Is your Foreign Accent Holding You Back?
In the movie “My Fair Lady” based on the play “Pygmalion”, a phonetic expert named Professor Henry Higgins made a bet with his friend Colonel Pickering that he can make a street flower girl named Eliza Doolittle pass off as a refined high-society lady, by teaching her how to speak with a upper class accent and training her in etiquette. Eliza was keen to cooperate because she was a mere street girl, and had the ambition of working in a flower shop. Using Professor Higgins’ teaching techniques, and lots of phonetic exercises, Eliza was able to eliminate her accent and rose to a new social status.

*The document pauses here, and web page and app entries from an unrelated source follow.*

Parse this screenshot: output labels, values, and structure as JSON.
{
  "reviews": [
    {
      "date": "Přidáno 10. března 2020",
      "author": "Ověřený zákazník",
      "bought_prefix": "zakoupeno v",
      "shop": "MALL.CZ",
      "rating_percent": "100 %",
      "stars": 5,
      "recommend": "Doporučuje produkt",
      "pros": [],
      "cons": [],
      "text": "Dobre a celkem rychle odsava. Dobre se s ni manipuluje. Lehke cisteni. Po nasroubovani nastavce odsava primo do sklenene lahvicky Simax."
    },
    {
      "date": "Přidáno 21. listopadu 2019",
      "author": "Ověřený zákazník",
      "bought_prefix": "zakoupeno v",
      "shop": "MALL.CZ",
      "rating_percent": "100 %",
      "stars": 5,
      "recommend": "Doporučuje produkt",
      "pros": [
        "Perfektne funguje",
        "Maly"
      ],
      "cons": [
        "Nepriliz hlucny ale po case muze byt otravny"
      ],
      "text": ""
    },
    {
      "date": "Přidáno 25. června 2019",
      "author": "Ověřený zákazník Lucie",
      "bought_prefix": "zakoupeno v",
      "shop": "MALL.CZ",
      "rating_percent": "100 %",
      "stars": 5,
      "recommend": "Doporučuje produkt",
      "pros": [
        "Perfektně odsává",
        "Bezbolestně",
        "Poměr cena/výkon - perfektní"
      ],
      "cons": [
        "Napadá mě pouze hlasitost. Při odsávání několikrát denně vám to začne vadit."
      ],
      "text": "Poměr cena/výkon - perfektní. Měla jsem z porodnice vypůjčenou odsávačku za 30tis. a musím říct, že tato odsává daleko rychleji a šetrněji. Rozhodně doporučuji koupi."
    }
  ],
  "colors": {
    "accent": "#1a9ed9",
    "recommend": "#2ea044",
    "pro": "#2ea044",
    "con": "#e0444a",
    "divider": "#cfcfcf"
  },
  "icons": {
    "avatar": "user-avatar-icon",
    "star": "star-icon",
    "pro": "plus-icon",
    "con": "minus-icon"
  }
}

This story may sound like a fairy tale, but it actually makes a lot of business sense. It’s a proven fact that your accent sends a message about your origin, education and intelligence. A strong foreign or regional accent can send a wrong message, making the speaker appear not too smart. The right accent can propel you to higher grounds. In an interview with Glen Beck, the American TV journalist, Michael Buble said he fell in love with Emily Blunt (from Devil Wears Prada) because of her English accent. No surprise there! It seems that every North American loves a sing-song upper class British accent.
Many immigrants face barriers to good job opportunities because of their strong accents. A foreign accent means that you are either new to the country, or not born in this country, which translate to: “No Canadian job experience”. There is help for new Canadians. Many community centres offer accent reduction courses as part of their night school programs. Other private accent reduction clinics offer lessons for immigrant professionals who want fast results and more personalized attention. Jennifer Yun, the co-founder of L2 Accent Reduction Centre, in Kerrisdale, Vancouver knows this problem intimately. Using proven clinical techniques, she has been helping immigrant professionals reduce or eliminate foreign accents in favor of a North American accent.